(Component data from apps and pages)
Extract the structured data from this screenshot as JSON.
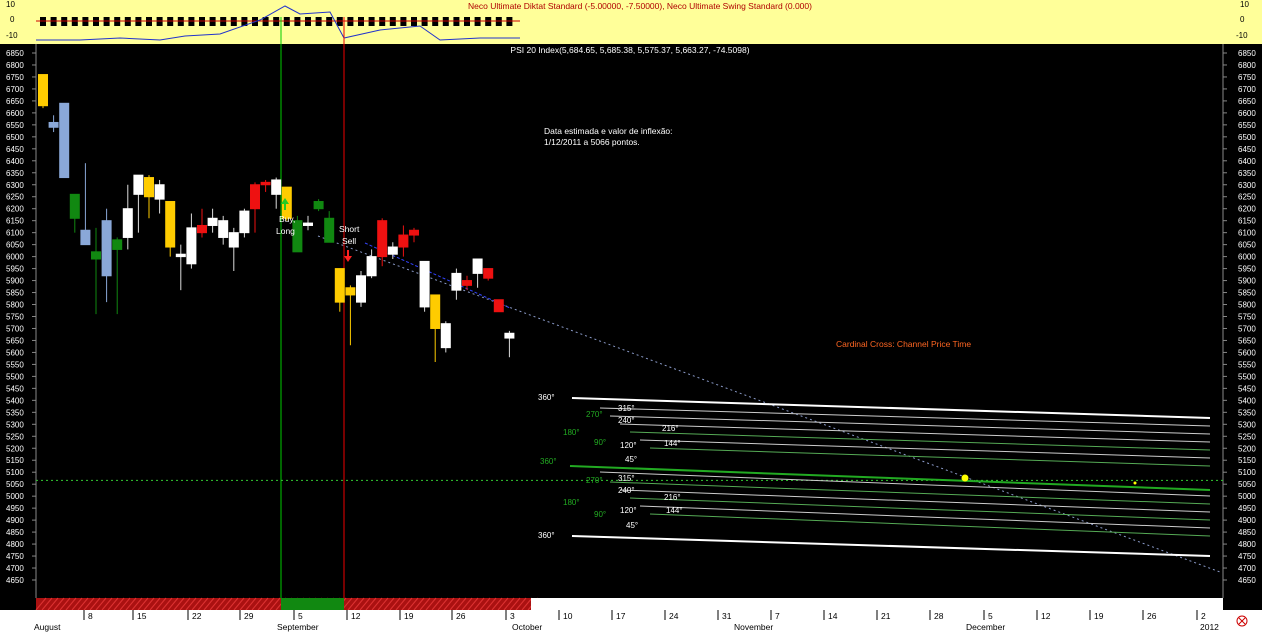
{
  "indicator_panel": {
    "title": "Neco Ultimate Diktat Standard (-5.00000, -7.50000), Neco Ultimate Swing Standard (0.000)",
    "ticks": [
      "10",
      "0",
      "-10"
    ]
  },
  "chart_data": {
    "type": "candlestick",
    "title": "PSI 20 Index(5,684.65, 5,685.38, 5,575.37, 5,663.27, -74.5098)",
    "ylim": [
      4600,
      6900
    ],
    "yticks": [
      6850,
      6800,
      6750,
      6700,
      6650,
      6600,
      6550,
      6500,
      6450,
      6400,
      6350,
      6300,
      6250,
      6200,
      6150,
      6100,
      6050,
      6000,
      5950,
      5900,
      5850,
      5800,
      5750,
      5700,
      5650,
      5600,
      5550,
      5500,
      5450,
      5400,
      5350,
      5300,
      5250,
      5200,
      5150,
      5100,
      5050,
      5000,
      4950,
      4900,
      4850,
      4800,
      4750,
      4700,
      4650
    ],
    "x_day_labels": [
      "8",
      "15",
      "22",
      "29",
      "5",
      "12",
      "19",
      "26",
      "3",
      "10",
      "17",
      "24",
      "31",
      "7",
      "14",
      "21",
      "28",
      "5",
      "12",
      "19",
      "26",
      "2"
    ],
    "x_month_labels": [
      "August",
      "September",
      "October",
      "November",
      "December",
      "2012"
    ],
    "candles": [
      {
        "o": 6760,
        "h": 6760,
        "l": 6620,
        "c": 6630,
        "col": "yellow"
      },
      {
        "o": 6560,
        "h": 6590,
        "l": 6520,
        "c": 6540,
        "col": "blue"
      },
      {
        "o": 6640,
        "h": 6640,
        "l": 6330,
        "c": 6330,
        "col": "blue"
      },
      {
        "o": 6160,
        "h": 6260,
        "l": 6100,
        "c": 6260,
        "col": "green"
      },
      {
        "o": 6110,
        "h": 6390,
        "l": 6050,
        "c": 6050,
        "col": "blue"
      },
      {
        "o": 6020,
        "h": 6120,
        "l": 5760,
        "c": 5990,
        "col": "green"
      },
      {
        "o": 6150,
        "h": 6200,
        "l": 5810,
        "c": 5920,
        "col": "blue"
      },
      {
        "o": 6030,
        "h": 6080,
        "l": 5760,
        "c": 6070,
        "col": "green"
      },
      {
        "o": 6080,
        "h": 6300,
        "l": 6030,
        "c": 6200,
        "col": "white"
      },
      {
        "o": 6260,
        "h": 6340,
        "l": 6100,
        "c": 6340,
        "col": "white"
      },
      {
        "o": 6330,
        "h": 6340,
        "l": 6160,
        "c": 6250,
        "col": "yellow"
      },
      {
        "o": 6240,
        "h": 6320,
        "l": 6180,
        "c": 6300,
        "col": "white"
      },
      {
        "o": 6230,
        "h": 6230,
        "l": 6000,
        "c": 6040,
        "col": "yellow"
      },
      {
        "o": 6010,
        "h": 6050,
        "l": 5860,
        "c": 6000,
        "col": "white"
      },
      {
        "o": 5970,
        "h": 6180,
        "l": 5950,
        "c": 6120,
        "col": "white"
      },
      {
        "o": 6130,
        "h": 6200,
        "l": 6080,
        "c": 6100,
        "col": "red"
      },
      {
        "o": 6130,
        "h": 6200,
        "l": 6100,
        "c": 6160,
        "col": "white"
      },
      {
        "o": 6150,
        "h": 6170,
        "l": 6050,
        "c": 6080,
        "col": "white"
      },
      {
        "o": 6040,
        "h": 6120,
        "l": 5940,
        "c": 6100,
        "col": "white"
      },
      {
        "o": 6100,
        "h": 6200,
        "l": 6080,
        "c": 6190,
        "col": "white"
      },
      {
        "o": 6200,
        "h": 6310,
        "l": 6100,
        "c": 6300,
        "col": "red"
      },
      {
        "o": 6300,
        "h": 6320,
        "l": 6270,
        "c": 6310,
        "col": "red"
      },
      {
        "o": 6260,
        "h": 6330,
        "l": 6200,
        "c": 6320,
        "col": "white"
      },
      {
        "o": 6290,
        "h": 6290,
        "l": 6150,
        "c": 6160,
        "col": "yellow"
      },
      {
        "o": 6150,
        "h": 6170,
        "l": 6020,
        "c": 6020,
        "col": "green"
      },
      {
        "o": 6140,
        "h": 6170,
        "l": 6110,
        "c": 6130,
        "col": "white"
      },
      {
        "o": 6200,
        "h": 6240,
        "l": 6190,
        "c": 6230,
        "col": "green"
      },
      {
        "o": 6160,
        "h": 6190,
        "l": 6060,
        "c": 6060,
        "col": "green"
      },
      {
        "o": 5950,
        "h": 5950,
        "l": 5770,
        "c": 5810,
        "col": "yellow"
      },
      {
        "o": 5870,
        "h": 5880,
        "l": 5630,
        "c": 5840,
        "col": "yellow"
      },
      {
        "o": 5810,
        "h": 5940,
        "l": 5790,
        "c": 5920,
        "col": "white"
      },
      {
        "o": 5920,
        "h": 6030,
        "l": 5910,
        "c": 6000,
        "col": "white"
      },
      {
        "o": 6000,
        "h": 6160,
        "l": 5960,
        "c": 6150,
        "col": "red"
      },
      {
        "o": 6040,
        "h": 6060,
        "l": 5990,
        "c": 6010,
        "col": "white"
      },
      {
        "o": 6040,
        "h": 6130,
        "l": 6000,
        "c": 6090,
        "col": "red"
      },
      {
        "o": 6090,
        "h": 6120,
        "l": 6060,
        "c": 6110,
        "col": "red"
      },
      {
        "o": 5980,
        "h": 5980,
        "l": 5770,
        "c": 5790,
        "col": "white"
      },
      {
        "o": 5840,
        "h": 5840,
        "l": 5560,
        "c": 5700,
        "col": "yellow"
      },
      {
        "o": 5620,
        "h": 5730,
        "l": 5600,
        "c": 5720,
        "col": "white"
      },
      {
        "o": 5860,
        "h": 5950,
        "l": 5820,
        "c": 5930,
        "col": "white"
      },
      {
        "o": 5880,
        "h": 5920,
        "l": 5860,
        "c": 5900,
        "col": "red"
      },
      {
        "o": 5930,
        "h": 5980,
        "l": 5870,
        "c": 5990,
        "col": "white"
      },
      {
        "o": 5950,
        "h": 5950,
        "l": 5900,
        "c": 5910,
        "col": "red"
      },
      {
        "o": 5820,
        "h": 5820,
        "l": 5770,
        "c": 5770,
        "col": "red"
      },
      {
        "o": 5680,
        "h": 5690,
        "l": 5580,
        "c": 5660,
        "col": "white"
      }
    ],
    "annotations": {
      "buy_label": "Buy Long",
      "sell_label": "Short Sell",
      "inflexion_note": "Data estimada e valor de inflexão: 1/12/2011 a 5066 pontos.",
      "cross_label": "Cardinal Cross: Channel Price Time",
      "horizontal_level": 5066
    },
    "angle_labels_upper": [
      "360°",
      "270°",
      "315°",
      "240°",
      "180°",
      "216°",
      "90°",
      "120°",
      "144°",
      "45°"
    ],
    "angle_labels_lower": [
      "360°",
      "270°",
      "315°",
      "240°",
      "180°",
      "216°",
      "90°",
      "120°",
      "144°",
      "45°",
      "360°"
    ]
  },
  "footer": {
    "corner_icon": "settings-icon"
  },
  "colors": {
    "indicator_bg": "#ffff99",
    "up_white": "#ffffff",
    "down_yellow": "#ffcc00",
    "blue": "#8aa8d8",
    "green": "#118811",
    "red": "#ee1111",
    "buy_line": "#00cc00",
    "sell_line": "#ee0000"
  }
}
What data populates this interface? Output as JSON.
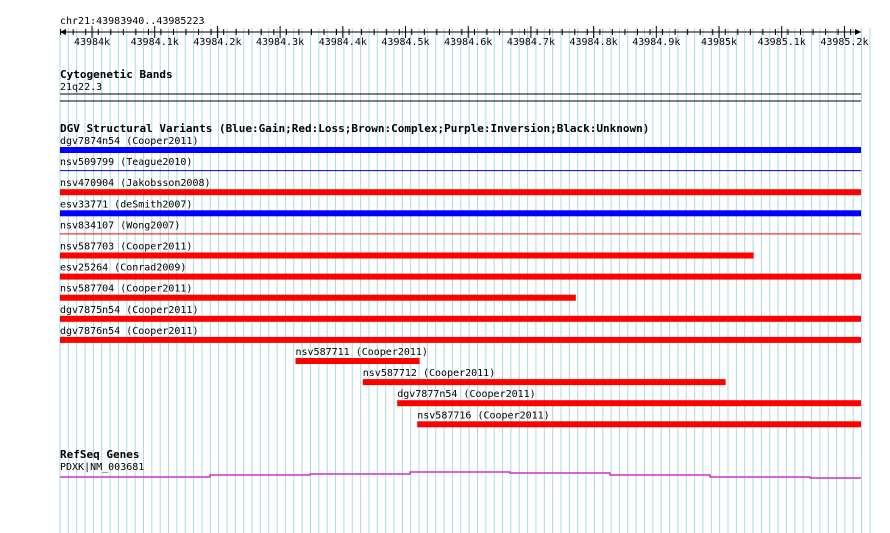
{
  "location": "chr21:43983940..43985223",
  "ruler": {
    "ticks": [
      "43984k",
      "43984.1k",
      "43984.2k",
      "43984.3k",
      "43984.4k",
      "43984.5k",
      "43984.6k",
      "43984.7k",
      "43984.8k",
      "43984.9k",
      "43985k",
      "43985.1k",
      "43985.2k"
    ]
  },
  "colors": {
    "gain": "#0000ff",
    "loss": "#ff0000",
    "gene": "#cc33cc",
    "grid": "#add8e6"
  },
  "cytoband": {
    "title": "Cytogenetic Bands",
    "band": "21q22.3"
  },
  "dgv": {
    "title": "DGV Structural Variants (Blue:Gain;Red:Loss;Brown:Complex;Purple:Inversion;Black:Unknown)",
    "variants": [
      {
        "label": "dgv7874n54 (Cooper2011)",
        "type": "gain",
        "start": 0.0,
        "end": 1.0,
        "thin": false
      },
      {
        "label": "nsv509799 (Teague2010)",
        "type": "gain",
        "start": 0.0,
        "end": 1.0,
        "thin": true
      },
      {
        "label": "nsv470904 (Jakobsson2008)",
        "type": "loss",
        "start": 0.0,
        "end": 1.0,
        "thin": false
      },
      {
        "label": "esv33771 (deSmith2007)",
        "type": "gain",
        "start": 0.0,
        "end": 1.0,
        "thin": false
      },
      {
        "label": "nsv834107 (Wong2007)",
        "type": "loss",
        "start": 0.0,
        "end": 1.0,
        "thin": true
      },
      {
        "label": "nsv587703 (Cooper2011)",
        "type": "loss",
        "start": 0.0,
        "end": 0.866,
        "thin": false
      },
      {
        "label": "esv25264 (Conrad2009)",
        "type": "loss",
        "start": 0.0,
        "end": 1.0,
        "thin": false
      },
      {
        "label": "nsv587704 (Cooper2011)",
        "type": "loss",
        "start": 0.0,
        "end": 0.644,
        "thin": false
      },
      {
        "label": "dgv7875n54 (Cooper2011)",
        "type": "loss",
        "start": 0.0,
        "end": 1.0,
        "thin": false
      },
      {
        "label": "dgv7876n54 (Cooper2011)",
        "type": "loss",
        "start": 0.0,
        "end": 1.0,
        "thin": false
      },
      {
        "label": "nsv587711 (Cooper2011)",
        "type": "loss",
        "start": 0.294,
        "end": 0.449,
        "thin": false
      },
      {
        "label": "nsv587712 (Cooper2011)",
        "type": "loss",
        "start": 0.378,
        "end": 0.831,
        "thin": false
      },
      {
        "label": "dgv7877n54 (Cooper2011)",
        "type": "loss",
        "start": 0.421,
        "end": 1.0,
        "thin": false
      },
      {
        "label": "nsv587716 (Cooper2011)",
        "type": "loss",
        "start": 0.446,
        "end": 1.0,
        "thin": false
      }
    ]
  },
  "refseq": {
    "title": "RefSeq Genes",
    "gene": "PDXK|NM_003681"
  }
}
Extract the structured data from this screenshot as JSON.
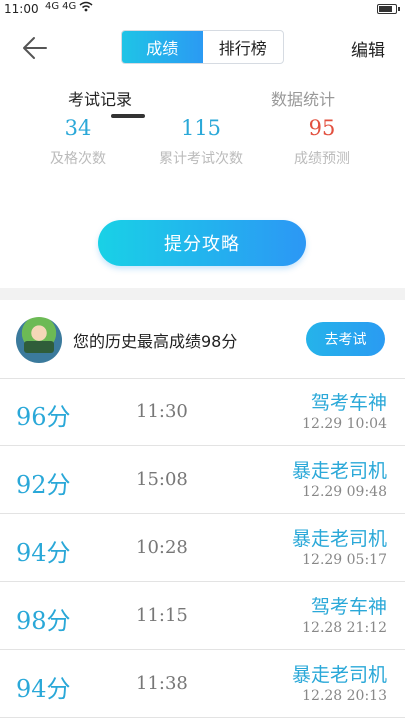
{
  "status_bar": {
    "time": "11:00",
    "signal_labels": [
      "4G",
      "4G"
    ]
  },
  "header": {
    "segment_tabs": [
      {
        "label": "成绩",
        "active": true
      },
      {
        "label": "排行榜",
        "active": false
      }
    ],
    "edit_label": "编辑"
  },
  "tabs": [
    {
      "label": "考试记录",
      "active": true
    },
    {
      "label": "数据统计",
      "active": false
    }
  ],
  "stats": [
    {
      "value": "34",
      "label": "及格次数",
      "color": "#2aa8d8"
    },
    {
      "value": "115",
      "label": "累计考试次数",
      "color": "#2aa8d8"
    },
    {
      "value": "95",
      "label": "成绩预测",
      "color": "#e2503f"
    }
  ],
  "tips_button": "提分攻略",
  "profile": {
    "best_text": "您的历史最高成绩98分",
    "go_button": "去考试"
  },
  "records": [
    {
      "score": "96分",
      "duration": "11:30",
      "rank": "驾考车神",
      "date": "12.29  10:04"
    },
    {
      "score": "92分",
      "duration": "15:08",
      "rank": "暴走老司机",
      "date": "12.29  09:48"
    },
    {
      "score": "94分",
      "duration": "10:28",
      "rank": "暴走老司机",
      "date": "12.29  05:17"
    },
    {
      "score": "98分",
      "duration": "11:15",
      "rank": "驾考车神",
      "date": "12.28  21:12"
    },
    {
      "score": "94分",
      "duration": "11:38",
      "rank": "暴走老司机",
      "date": "12.28  20:13"
    }
  ]
}
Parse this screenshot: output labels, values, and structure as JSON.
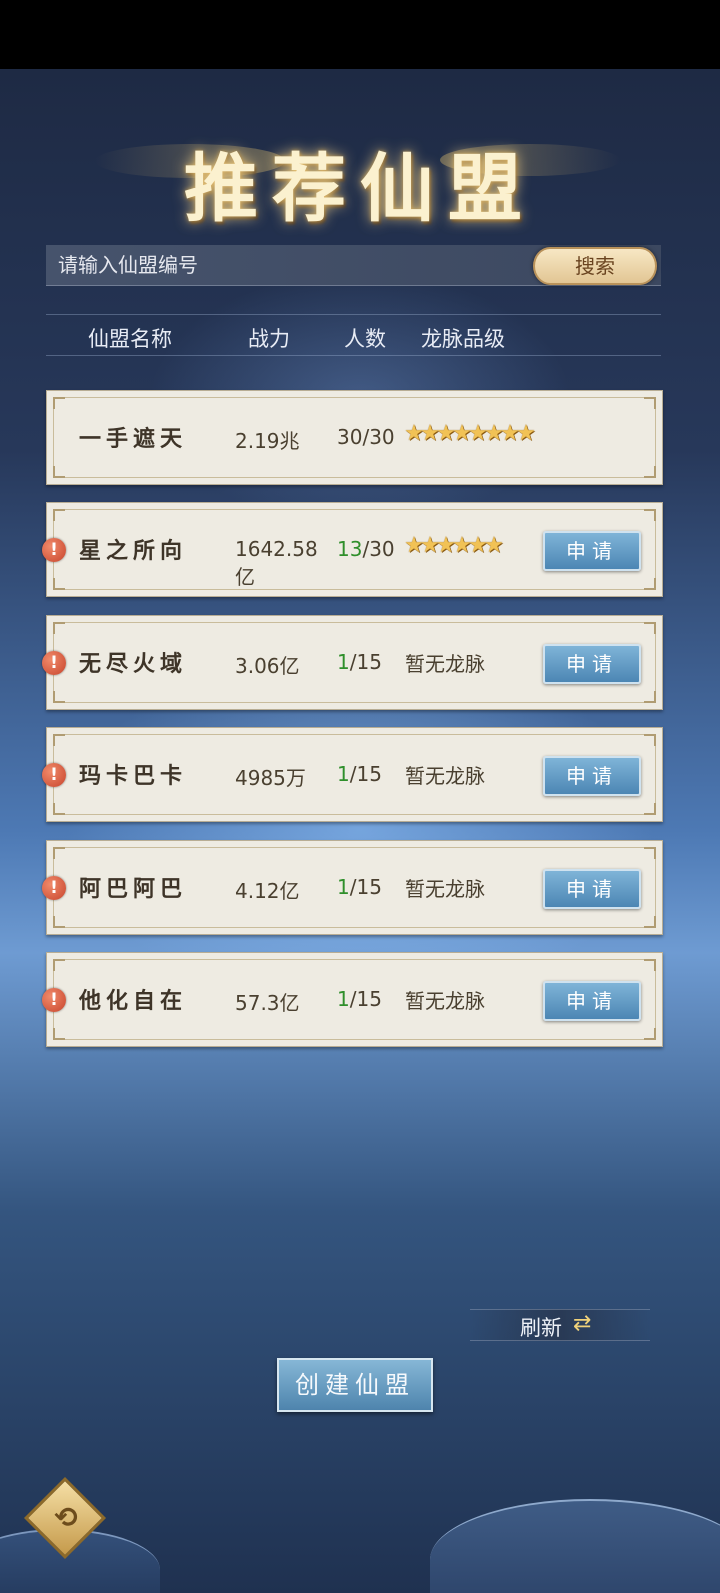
{
  "title": "推荐仙盟",
  "search": {
    "placeholder": "请输入仙盟编号",
    "button_label": "搜索"
  },
  "columns": {
    "name": "仙盟名称",
    "power": "战力",
    "members": "人数",
    "dragon": "龙脉品级"
  },
  "alliances": [
    {
      "name": "一手遮天",
      "power": "2.19兆",
      "members_current": "30",
      "members_max": "/30",
      "stars": 8,
      "dragon_text": "",
      "applicable": false,
      "alert": false
    },
    {
      "name": "星之所向",
      "power": "1642.58亿",
      "members_current": "13",
      "members_max": "/30",
      "stars": 6,
      "dragon_text": "",
      "applicable": true,
      "alert": true
    },
    {
      "name": "无尽火域",
      "power": "3.06亿",
      "members_current": "1",
      "members_max": "/15",
      "stars": 0,
      "dragon_text": "暂无龙脉",
      "applicable": true,
      "alert": true
    },
    {
      "name": "玛卡巴卡",
      "power": "4985万",
      "members_current": "1",
      "members_max": "/15",
      "stars": 0,
      "dragon_text": "暂无龙脉",
      "applicable": true,
      "alert": true
    },
    {
      "name": "阿巴阿巴",
      "power": "4.12亿",
      "members_current": "1",
      "members_max": "/15",
      "stars": 0,
      "dragon_text": "暂无龙脉",
      "applicable": true,
      "alert": true
    },
    {
      "name": "他化自在",
      "power": "57.3亿",
      "members_current": "1",
      "members_max": "/15",
      "stars": 0,
      "dragon_text": "暂无龙脉",
      "applicable": true,
      "alert": true
    }
  ],
  "apply_label": "申请",
  "refresh_label": "刷新",
  "create_label": "创建仙盟",
  "icons": {
    "alert": "exclamation-icon",
    "star": "star-icon",
    "refresh": "refresh-icon",
    "back": "back-emblem-icon"
  },
  "colors": {
    "member_green": "#2f8f2b",
    "star_gold": "#f1c255"
  }
}
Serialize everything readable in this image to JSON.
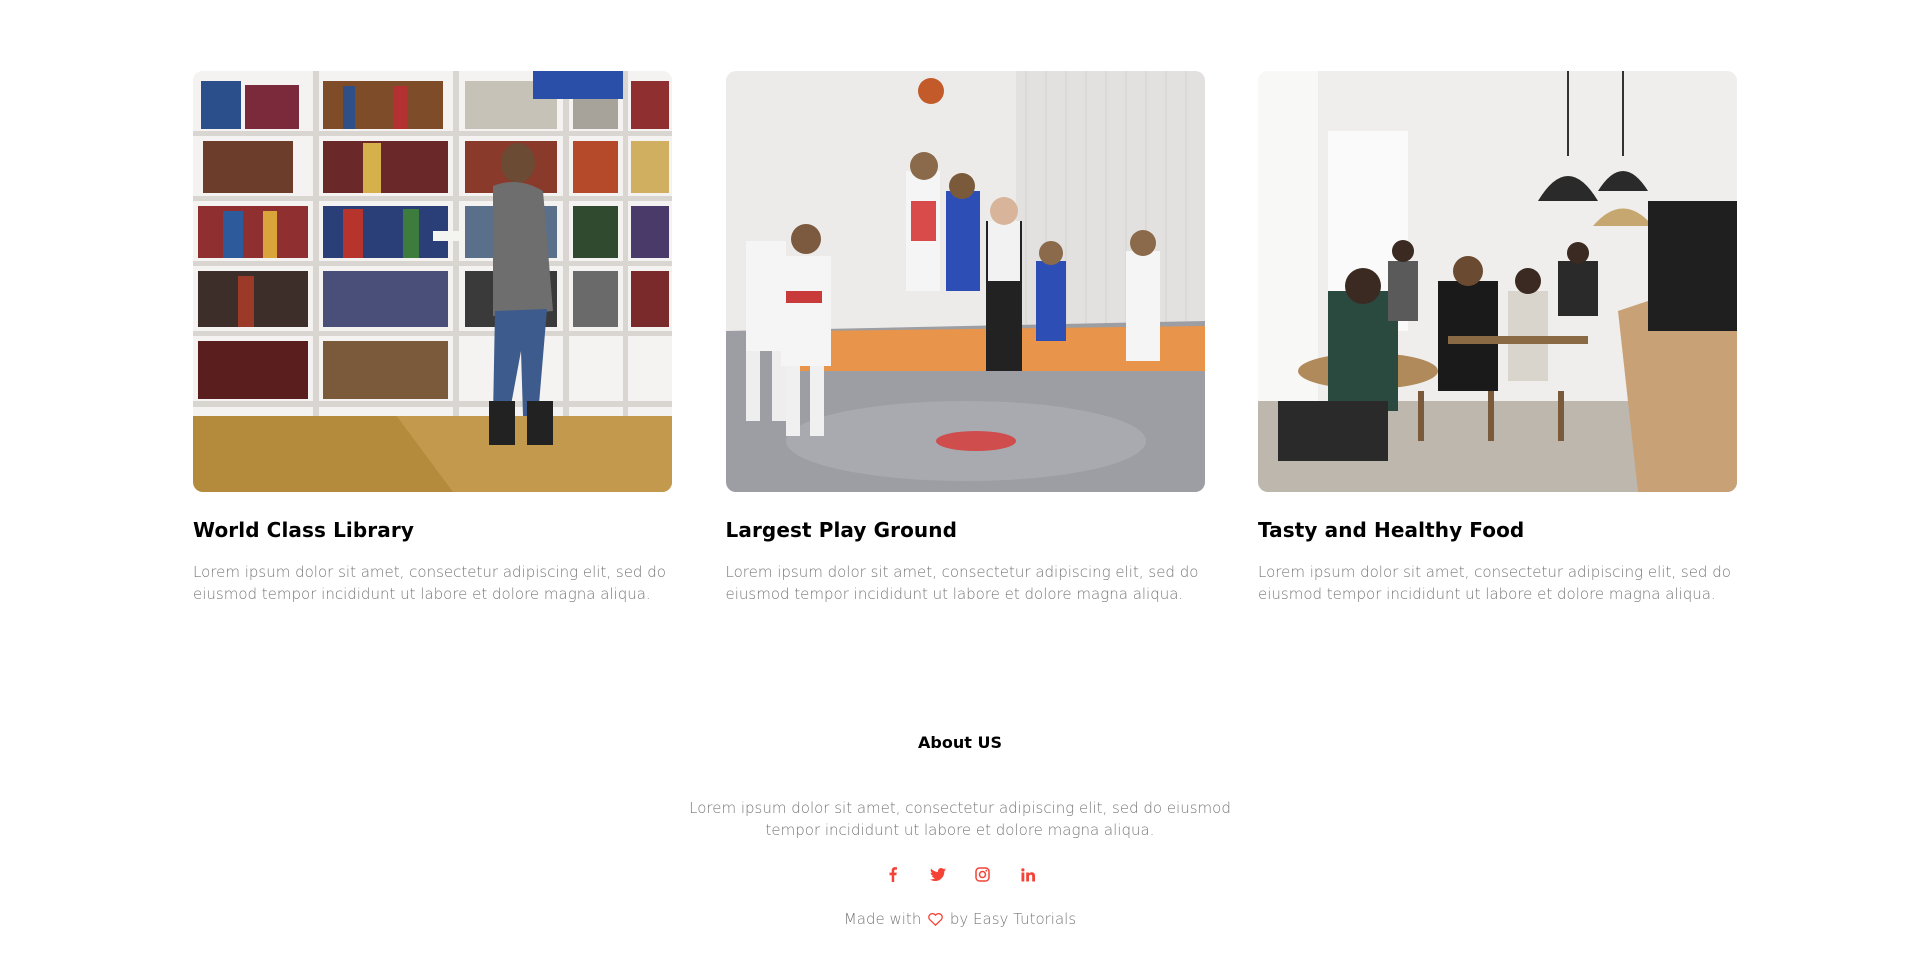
{
  "facilities": [
    {
      "title": "World Class Library",
      "text": "Lorem ipsum dolor sit amet, consectetur adipiscing elit, sed do eiusmod tempor incididunt ut labore et dolore magna aliqua.",
      "image": "library-photo"
    },
    {
      "title": "Largest Play Ground",
      "text": "Lorem ipsum dolor sit amet, consectetur adipiscing elit, sed do eiusmod tempor incididunt ut labore et dolore magna aliqua.",
      "image": "basketball-photo"
    },
    {
      "title": "Tasty and Healthy Food",
      "text": "Lorem ipsum dolor sit amet, consectetur adipiscing elit, sed do eiusmod tempor incididunt ut labore et dolore magna aliqua.",
      "image": "cafeteria-photo"
    }
  ],
  "footer": {
    "title": "About US",
    "text": "Lorem ipsum dolor sit amet, consectetur adipiscing elit, sed do eiusmod tempor incididunt ut labore et dolore magna aliqua.",
    "socials": [
      "facebook-icon",
      "twitter-icon",
      "instagram-icon",
      "linkedin-icon"
    ],
    "made_prefix": "Made with",
    "made_suffix": "by Easy Tutorials"
  },
  "colors": {
    "accent": "#f44336",
    "text_muted": "#777777",
    "heading": "#000000"
  }
}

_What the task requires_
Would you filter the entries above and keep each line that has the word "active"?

_Output below_
        "active": true
        "active": false
      "active": true
      "active": false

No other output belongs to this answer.